--- What you should do ---
Report the number of lines in these entries that contain "name". Write only the number.

--- Raw data ---
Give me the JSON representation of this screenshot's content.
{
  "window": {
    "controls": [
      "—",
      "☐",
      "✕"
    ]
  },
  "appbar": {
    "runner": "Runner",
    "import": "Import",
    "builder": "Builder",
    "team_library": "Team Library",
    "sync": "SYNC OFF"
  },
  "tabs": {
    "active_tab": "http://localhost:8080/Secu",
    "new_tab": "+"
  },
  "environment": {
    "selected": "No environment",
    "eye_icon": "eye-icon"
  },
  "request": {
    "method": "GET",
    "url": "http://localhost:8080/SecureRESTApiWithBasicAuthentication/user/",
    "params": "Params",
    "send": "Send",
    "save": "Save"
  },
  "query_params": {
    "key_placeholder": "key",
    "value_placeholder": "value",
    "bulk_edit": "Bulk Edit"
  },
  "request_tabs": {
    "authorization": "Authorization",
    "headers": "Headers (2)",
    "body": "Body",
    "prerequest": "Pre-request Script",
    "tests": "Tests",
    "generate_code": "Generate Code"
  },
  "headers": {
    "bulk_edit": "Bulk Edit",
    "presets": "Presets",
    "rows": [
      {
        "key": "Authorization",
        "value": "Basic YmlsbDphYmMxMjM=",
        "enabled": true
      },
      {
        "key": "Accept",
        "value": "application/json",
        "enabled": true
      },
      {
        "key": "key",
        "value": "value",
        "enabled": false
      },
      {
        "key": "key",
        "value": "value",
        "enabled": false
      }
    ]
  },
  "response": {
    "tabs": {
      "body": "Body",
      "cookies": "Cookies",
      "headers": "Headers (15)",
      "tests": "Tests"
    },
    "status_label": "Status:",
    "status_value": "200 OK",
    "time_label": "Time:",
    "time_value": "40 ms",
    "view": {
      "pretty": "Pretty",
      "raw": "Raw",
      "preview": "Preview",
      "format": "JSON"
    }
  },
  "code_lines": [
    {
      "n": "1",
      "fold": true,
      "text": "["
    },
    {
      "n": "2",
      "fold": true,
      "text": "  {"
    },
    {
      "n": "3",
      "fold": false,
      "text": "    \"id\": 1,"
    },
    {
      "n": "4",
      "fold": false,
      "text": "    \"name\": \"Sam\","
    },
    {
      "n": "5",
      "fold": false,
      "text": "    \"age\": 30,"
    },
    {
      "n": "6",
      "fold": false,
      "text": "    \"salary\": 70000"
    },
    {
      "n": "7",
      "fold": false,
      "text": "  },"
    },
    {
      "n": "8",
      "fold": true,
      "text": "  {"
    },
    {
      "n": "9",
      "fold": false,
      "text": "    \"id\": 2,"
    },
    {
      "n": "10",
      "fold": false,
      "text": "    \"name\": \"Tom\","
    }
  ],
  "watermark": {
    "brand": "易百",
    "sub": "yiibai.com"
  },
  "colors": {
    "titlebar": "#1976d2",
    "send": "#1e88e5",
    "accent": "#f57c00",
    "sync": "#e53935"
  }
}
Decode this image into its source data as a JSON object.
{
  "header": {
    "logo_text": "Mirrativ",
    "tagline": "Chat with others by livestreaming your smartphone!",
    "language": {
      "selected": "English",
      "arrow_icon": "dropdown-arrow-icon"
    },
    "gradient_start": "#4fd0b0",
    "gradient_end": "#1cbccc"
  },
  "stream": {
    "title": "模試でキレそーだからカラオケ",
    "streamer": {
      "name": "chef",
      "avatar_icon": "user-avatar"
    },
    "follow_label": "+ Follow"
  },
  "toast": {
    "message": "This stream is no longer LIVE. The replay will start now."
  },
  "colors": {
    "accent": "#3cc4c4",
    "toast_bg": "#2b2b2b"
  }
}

--- Exercise answer ---
3